Getting ready to mark World MS Day

Donegal has the highest incidence of Multiple Sclerosis (MS) in the country and numbers continue to rise with two or three new people presenting themselves with the condition each month. There are 381 people registered with MS in the county up from 266 for the previous period.

Donegal has the highest incidence of Multiple Sclerosis (MS) in the country and numbers continue to rise with two or three new people presenting themselves with the condition each month. There are 381 people registered with MS in the county up from 266 for the previous period.

Catherine Peoples from Drumkeen is the regional co-ordinator Multiple Sclerosis Ireland and is this week focusing on the upcoming events which will take place as part of a fundraiser for World MS Day this coming Wednesday. Catherine who is a mother of two teenagers, John and William, likes to spend time with her husband William and keeping fit.

Catherine has worked with the Health Service Executive (HSE) for 14 years and has loved every minute of it. Ten years ago she changed jobs and began to work in the MS office as a case worker. She loved this part of her work. She could speak to families and those affected on a one on one basis and help them.

“I have worked for the HSE for 14 years. I began to work here as a case worker, the representative who would deal with the clients. I loved that. I still do a certain amount of that. It was my favourite part of the job, working on a one to one basis with someone who had just been diagnosed. I prefer the personal aspect that the job presented. I still do a certain amount of that but I also work with budgets and deal with the HSE,” she said.

Catherine enjoyed taking calls from those who had just been diagnosed, she would tell them everything she knew about the condition and comfort them with as much detail as she could.

“It is very rewarding. You hope that you are getting them the proper information following their diagnosis. It can be such a scary time for people and it is good that we can be there for them. They might have the entire, wrong impression of MS. You say MS to a person and they immediately think of a wheelchair. However, during my time dealing with the issue, I have never found two cases to be the same,” she said, Over the last 20 years, drug therapies have greatly aided those who suffer with the condition.

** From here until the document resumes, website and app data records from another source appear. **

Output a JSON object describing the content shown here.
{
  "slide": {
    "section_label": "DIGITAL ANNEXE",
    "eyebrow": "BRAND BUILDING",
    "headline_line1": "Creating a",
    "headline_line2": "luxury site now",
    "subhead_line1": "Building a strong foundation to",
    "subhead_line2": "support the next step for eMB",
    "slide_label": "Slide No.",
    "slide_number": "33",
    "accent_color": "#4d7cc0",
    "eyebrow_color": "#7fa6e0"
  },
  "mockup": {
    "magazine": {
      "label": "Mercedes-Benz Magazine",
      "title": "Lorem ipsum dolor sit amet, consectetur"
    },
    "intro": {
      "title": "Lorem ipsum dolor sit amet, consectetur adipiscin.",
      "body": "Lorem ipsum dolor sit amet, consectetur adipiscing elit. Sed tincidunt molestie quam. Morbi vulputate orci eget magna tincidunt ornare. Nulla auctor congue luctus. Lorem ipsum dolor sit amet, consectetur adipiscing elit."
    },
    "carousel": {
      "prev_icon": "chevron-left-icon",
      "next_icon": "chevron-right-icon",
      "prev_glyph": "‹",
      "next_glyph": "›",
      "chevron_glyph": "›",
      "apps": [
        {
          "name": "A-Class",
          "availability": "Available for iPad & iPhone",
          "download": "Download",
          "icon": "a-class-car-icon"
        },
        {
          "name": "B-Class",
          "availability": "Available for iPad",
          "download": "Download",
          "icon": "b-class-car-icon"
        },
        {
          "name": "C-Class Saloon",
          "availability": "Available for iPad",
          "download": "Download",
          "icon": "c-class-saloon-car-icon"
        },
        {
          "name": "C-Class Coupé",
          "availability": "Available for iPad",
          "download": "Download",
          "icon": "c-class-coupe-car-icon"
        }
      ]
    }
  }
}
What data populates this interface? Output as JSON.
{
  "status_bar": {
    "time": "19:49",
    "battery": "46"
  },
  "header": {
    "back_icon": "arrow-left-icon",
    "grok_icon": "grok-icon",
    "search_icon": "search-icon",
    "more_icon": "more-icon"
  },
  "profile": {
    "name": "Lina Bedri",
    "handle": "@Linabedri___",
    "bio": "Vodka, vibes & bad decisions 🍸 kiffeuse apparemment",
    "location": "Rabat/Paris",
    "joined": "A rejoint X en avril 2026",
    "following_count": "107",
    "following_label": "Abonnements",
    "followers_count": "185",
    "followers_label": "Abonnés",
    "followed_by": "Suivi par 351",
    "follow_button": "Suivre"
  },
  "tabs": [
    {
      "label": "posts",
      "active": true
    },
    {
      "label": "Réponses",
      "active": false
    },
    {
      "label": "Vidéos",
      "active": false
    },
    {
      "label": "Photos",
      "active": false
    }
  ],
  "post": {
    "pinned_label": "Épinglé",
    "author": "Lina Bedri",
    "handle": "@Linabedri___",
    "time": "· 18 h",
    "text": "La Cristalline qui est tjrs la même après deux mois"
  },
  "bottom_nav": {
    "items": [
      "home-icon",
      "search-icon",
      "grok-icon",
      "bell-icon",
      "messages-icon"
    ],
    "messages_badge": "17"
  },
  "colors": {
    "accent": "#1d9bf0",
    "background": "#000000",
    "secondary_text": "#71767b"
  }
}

“No two cases are the same. So much has been done with drug therapies in the last 20 years. For me working with MS, there are as many positive stories as there is negative. Initially you assume you are going to have to give up the things you love. I always advise people to take a step back and take a bit of time out because they haven’t been well for a while. I strongly advise them not to make rash decisions. They may go back to work and perhaps reduce the hours or reappraise the type of work they do. There are always options,” she said.

Catherine completely believes and adheres to the mission statement of their organisation: ‘To enable and empower people affected by Multiple Sclerosis to live the life of their choice to their fullest potential’.

“We certainly don’t want it to take over our lives but we try and help them as best we can. You want to inform them of their entitlements, of the services that are available to them, to organise counselling if need be and if they so wish to get them in contact with support groups,” she said.

She said that in many cases people begin to re-evaluate their lives after their diagnosis and focus on healthy eating, exercise and cutting out their vices. She added that it was a young person’s illness and affects many aged between 20 and 40 years of age.

Catherine has spent many years working in the Community Care unit in Ballybofey and in the physical and sensory department in Stranorlar.

“The people that I have worked with over the years are a great group of people to work with. I worked with many people in the HSE and when I lift the phone or write to someone, in a lot of cases I know them, which makes it a lot easier. The hardest thing at the moment are the cuts because of the recession. We are partially funded by the HSE and we know that we are facing more cuts in the future. The numbers of people diagnosed with MS are increasing year on year so the fundraising that we do is very important. We have had to cut back on things which makes it difficult. Donegal has the highest number of people diagnosed with MS in the country so its crucial that we raise as much money as we can,” she said.

This week you have an opportunity to help MS fundraising in Donegal. Wednesday, May 30 will mark the fourth annual World MS Day around the globe. MS Ireland will join with other societies to raise awareness of MS and mobilise the public around issues affecting people with MS and their families. MS Ireland and friends will host lots of activities and events. Read more on: http://worldmsday.ms-society.ie/world-ms-day

Catherine and her colleagues are also organising a number of events in the county to mark the day. They are having a coffee morning in the Regional Office at 28 Slieve Snatch Close Letterkenny between 10am and 4pm and there will be a Tea/Coffee Fundraiser in Drumkeen Parish Hall the same day between 10am and 5pm. All proceeds will go to MS Ireland to help provide services to people affected by MS and their families in Donegal. Catherine feels that those who are suffering adversely from illnesses are the most vulnerable in society and that this week is extremely important in terms of fundraising for their organisation.